• [YOUR INSTRUCTIONS]:
Start to finish, the listing must be rewritten exactly.
<<<<
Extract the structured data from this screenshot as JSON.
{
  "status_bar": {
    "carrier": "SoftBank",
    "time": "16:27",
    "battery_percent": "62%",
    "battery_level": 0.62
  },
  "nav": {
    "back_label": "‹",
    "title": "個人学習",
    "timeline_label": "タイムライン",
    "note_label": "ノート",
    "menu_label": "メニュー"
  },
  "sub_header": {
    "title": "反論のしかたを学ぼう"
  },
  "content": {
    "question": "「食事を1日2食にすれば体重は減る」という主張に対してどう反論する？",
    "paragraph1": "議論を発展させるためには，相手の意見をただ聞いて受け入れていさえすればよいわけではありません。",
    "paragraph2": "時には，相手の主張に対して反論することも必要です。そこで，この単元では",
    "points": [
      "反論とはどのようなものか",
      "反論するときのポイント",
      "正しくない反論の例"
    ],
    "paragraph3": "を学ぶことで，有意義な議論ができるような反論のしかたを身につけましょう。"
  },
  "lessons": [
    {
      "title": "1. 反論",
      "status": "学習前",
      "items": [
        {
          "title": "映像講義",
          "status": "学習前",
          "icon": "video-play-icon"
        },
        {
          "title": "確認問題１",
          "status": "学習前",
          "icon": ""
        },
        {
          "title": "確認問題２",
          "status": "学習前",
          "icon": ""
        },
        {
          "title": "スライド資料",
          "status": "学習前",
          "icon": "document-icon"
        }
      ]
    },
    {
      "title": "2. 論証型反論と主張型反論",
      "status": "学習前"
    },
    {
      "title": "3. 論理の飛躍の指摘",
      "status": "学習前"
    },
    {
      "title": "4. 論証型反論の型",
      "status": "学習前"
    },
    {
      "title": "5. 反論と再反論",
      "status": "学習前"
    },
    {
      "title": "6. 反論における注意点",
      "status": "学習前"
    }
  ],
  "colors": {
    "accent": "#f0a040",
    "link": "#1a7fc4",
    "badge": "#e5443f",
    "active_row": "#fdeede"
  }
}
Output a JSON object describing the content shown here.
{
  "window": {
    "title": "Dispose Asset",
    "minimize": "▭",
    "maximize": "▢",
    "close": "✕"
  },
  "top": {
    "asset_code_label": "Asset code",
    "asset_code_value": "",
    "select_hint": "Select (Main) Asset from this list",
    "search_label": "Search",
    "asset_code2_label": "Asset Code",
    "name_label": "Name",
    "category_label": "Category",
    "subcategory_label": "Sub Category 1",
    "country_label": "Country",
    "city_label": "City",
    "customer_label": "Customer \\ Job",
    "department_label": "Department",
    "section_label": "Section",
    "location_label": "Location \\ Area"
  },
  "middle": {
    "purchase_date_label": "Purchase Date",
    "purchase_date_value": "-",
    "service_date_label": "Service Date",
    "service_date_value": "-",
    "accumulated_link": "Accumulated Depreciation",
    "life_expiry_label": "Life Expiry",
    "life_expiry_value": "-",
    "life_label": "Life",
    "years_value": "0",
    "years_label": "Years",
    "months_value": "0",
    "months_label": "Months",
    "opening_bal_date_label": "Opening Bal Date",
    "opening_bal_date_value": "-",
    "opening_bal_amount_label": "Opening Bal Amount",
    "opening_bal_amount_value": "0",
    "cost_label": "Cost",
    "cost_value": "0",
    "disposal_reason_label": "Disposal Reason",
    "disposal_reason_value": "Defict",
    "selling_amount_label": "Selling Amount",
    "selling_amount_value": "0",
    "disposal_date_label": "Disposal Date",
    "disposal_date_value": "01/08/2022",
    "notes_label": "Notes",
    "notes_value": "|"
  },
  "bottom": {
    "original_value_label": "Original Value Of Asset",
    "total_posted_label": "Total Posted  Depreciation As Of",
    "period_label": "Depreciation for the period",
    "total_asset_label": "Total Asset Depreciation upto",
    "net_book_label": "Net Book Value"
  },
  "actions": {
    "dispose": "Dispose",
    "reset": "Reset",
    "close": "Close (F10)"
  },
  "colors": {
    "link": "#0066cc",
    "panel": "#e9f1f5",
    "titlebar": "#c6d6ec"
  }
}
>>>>
• [ANSWER FOR THE TASK]:
Extract the structured data from this screenshot as JSON.
{
  "status_bar": {
    "carrier": "SoftBank",
    "time": "16:27",
    "battery_percent": "62%",
    "battery_level": 0.62
  },
  "nav": {
    "back_label": "‹",
    "title": "個人学習",
    "timeline_label": "タイムライン",
    "note_label": "ノート",
    "menu_label": "メニュー"
  },
  "sub_header": {
    "title": "反論のしかたを学ぼう"
  },
  "content": {
    "question": "「食事を1日2食にすれば体重は減る」という主張に対してどう反論する？",
    "paragraph1": "議論を発展させるためには，相手の意見をただ聞いて受け入れていさえすればよいわけではありません。",
    "paragraph2": "時には，相手の主張に対して反論することも必要です。そこで，この単元では",
    "points": [
      "反論とはどのようなものか",
      "反論するときのポイント",
      "正しくない反論の例"
    ],
    "paragraph3": "を学ぶことで，有意義な議論ができるような反論のしかたを身につけましょう。"
  },
  "lessons": [
    {
      "title": "1. 反論",
      "status": "学習前",
      "items": [
        {
          "title": "映像講義",
          "status": "学習前",
          "icon": "video-play-icon"
        },
        {
          "title": "確認問題１",
          "status": "学習前",
          "icon": ""
        },
        {
          "title": "確認問題２",
          "status": "学習前",
          "icon": ""
        },
        {
          "title": "スライド資料",
          "status": "学習前",
          "icon": "document-icon"
        }
      ]
    },
    {
      "title": "2. 論証型反論と主張型反論",
      "status": "学習前"
    },
    {
      "title": "3. 論理の飛躍の指摘",
      "status": "学習前"
    },
    {
      "title": "4. 論証型反論の型",
      "status": "学習前"
    },
    {
      "title": "5. 反論と再反論",
      "status": "学習前"
    },
    {
      "title": "6. 反論における注意点",
      "status": "学習前"
    }
  ],
  "colors": {
    "accent": "#f0a040",
    "link": "#1a7fc4",
    "badge": "#e5443f",
    "active_row": "#fdeede"
  }
}
Output a JSON object describing the content shown here.
{
  "window": {
    "title": "Dispose Asset",
    "minimize": "▭",
    "maximize": "▢",
    "close": "✕"
  },
  "top": {
    "asset_code_label": "Asset code",
    "asset_code_value": "",
    "select_hint": "Select (Main) Asset from this list",
    "search_label": "Search",
    "asset_code2_label": "Asset Code",
    "name_label": "Name",
    "category_label": "Category",
    "subcategory_label": "Sub Category 1",
    "country_label": "Country",
    "city_label": "City",
    "customer_label": "Customer \\ Job",
    "department_label": "Department",
    "section_label": "Section",
    "location_label": "Location \\ Area"
  },
  "middle": {
    "purchase_date_label": "Purchase Date",
    "purchase_date_value": "-",
    "service_date_label": "Service Date",
    "service_date_value": "-",
    "accumulated_link": "Accumulated Depreciation",
    "life_expiry_label": "Life Expiry",
    "life_expiry_value": "-",
    "life_label": "Life",
    "years_value": "0",
    "years_label": "Years",
    "months_value": "0",
    "months_label": "Months",
    "opening_bal_date_label": "Opening Bal Date",
    "opening_bal_date_value": "-",
    "opening_bal_amount_label": "Opening Bal Amount",
    "opening_bal_amount_value": "0",
    "cost_label": "Cost",
    "cost_value": "0",
    "disposal_reason_label": "Disposal Reason",
    "disposal_reason_value": "Defict",
    "selling_amount_label": "Selling Amount",
    "selling_amount_value": "0",
    "disposal_date_label": "Disposal Date",
    "disposal_date_value": "01/08/2022",
    "notes_label": "Notes",
    "notes_value": "|"
  },
  "bottom": {
    "original_value_label": "Original Value Of Asset",
    "total_posted_label": "Total Posted  Depreciation As Of",
    "period_label": "Depreciation for the period",
    "total_asset_label": "Total Asset Depreciation upto",
    "net_book_label": "Net Book Value"
  },
  "actions": {
    "dispose": "Dispose",
    "reset": "Reset",
    "close": "Close (F10)"
  },
  "colors": {
    "link": "#0066cc",
    "panel": "#e9f1f5",
    "titlebar": "#c6d6ec"
  }
}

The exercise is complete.